People are likely to embrace radical solutions only in desperate times.  Unfortunately for Republican prospects, by the 2012 election times will be much less desperate than they are today.  U.S. commitment in Iraq and Afghanistan will be winding down and its economy will likely be improving or at least stable and not calling for desperate measures.  In stable times Independent voters will likely view radicals as risky and favor a leader who they view as moderate and steady.

In addition, by 2012 the Republican Party will be paying a higher cost for past victories won by its tough talk strategy.   Two instances will be important. First, one of the costs of being confrontational is that it makes enemies, sometimes powerful ones.  The party’s gratuitously abrasive anti-immigration campaign has very likely not only spurred opposition but also prompted it to become better organized.  By 2012 the opposition of the growing Hispanic community could prove critical.  

Second, by 2012 the country will have added 4 more years of better educated young people to the voting population.  For these voters, the Republican cultural agenda will be more likely to seem like crazy-talk.

Vagueness is the enemy of moderation.  Unless a moderate program is very specific, it appears weak and indecisive.  To capitalize on Republican vulnerabilities Obama must advocate a specific, common sense agenda, that is simple and easily defended, but which the Republicans cannot support.  If he uses his State of the Union Address to set a clear moderate direction, he can make Republicans look intransigent and obstructionist.

Advertisements

Leave a Reply

Fill in your details below or click an icon to log in:

WordPress.com Logo

You are commenting using your WordPress.com account. Log Out / Change )

Twitter picture

You are commenting using your Twitter account. Log Out / Change )

Facebook photo

You are commenting using your Facebook account.
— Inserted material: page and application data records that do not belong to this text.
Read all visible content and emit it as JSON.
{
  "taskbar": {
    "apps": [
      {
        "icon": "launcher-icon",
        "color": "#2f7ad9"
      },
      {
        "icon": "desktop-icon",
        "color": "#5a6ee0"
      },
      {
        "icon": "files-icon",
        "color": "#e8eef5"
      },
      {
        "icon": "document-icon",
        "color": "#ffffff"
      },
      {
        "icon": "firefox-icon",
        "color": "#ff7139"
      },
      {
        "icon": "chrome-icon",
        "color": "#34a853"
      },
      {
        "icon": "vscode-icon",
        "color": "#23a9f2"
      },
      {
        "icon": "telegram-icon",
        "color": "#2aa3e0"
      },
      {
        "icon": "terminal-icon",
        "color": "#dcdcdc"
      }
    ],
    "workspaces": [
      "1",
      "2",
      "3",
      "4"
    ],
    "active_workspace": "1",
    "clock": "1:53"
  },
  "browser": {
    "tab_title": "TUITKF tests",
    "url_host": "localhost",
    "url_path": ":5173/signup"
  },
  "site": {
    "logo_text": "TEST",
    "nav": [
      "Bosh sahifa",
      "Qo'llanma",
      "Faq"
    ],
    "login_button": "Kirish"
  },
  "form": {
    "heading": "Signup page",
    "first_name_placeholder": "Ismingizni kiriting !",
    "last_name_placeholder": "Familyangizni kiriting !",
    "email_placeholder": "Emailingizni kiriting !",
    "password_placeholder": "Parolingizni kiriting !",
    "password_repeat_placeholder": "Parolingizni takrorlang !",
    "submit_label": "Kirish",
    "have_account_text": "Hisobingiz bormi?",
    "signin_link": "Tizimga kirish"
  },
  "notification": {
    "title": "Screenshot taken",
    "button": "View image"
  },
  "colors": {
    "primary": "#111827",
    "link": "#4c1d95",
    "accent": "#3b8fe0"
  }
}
Log Out / Change )

Google+ photo

You are commenting using your Google+ account. Log Out / Change )

Connecting to %s

%d bloggers like this: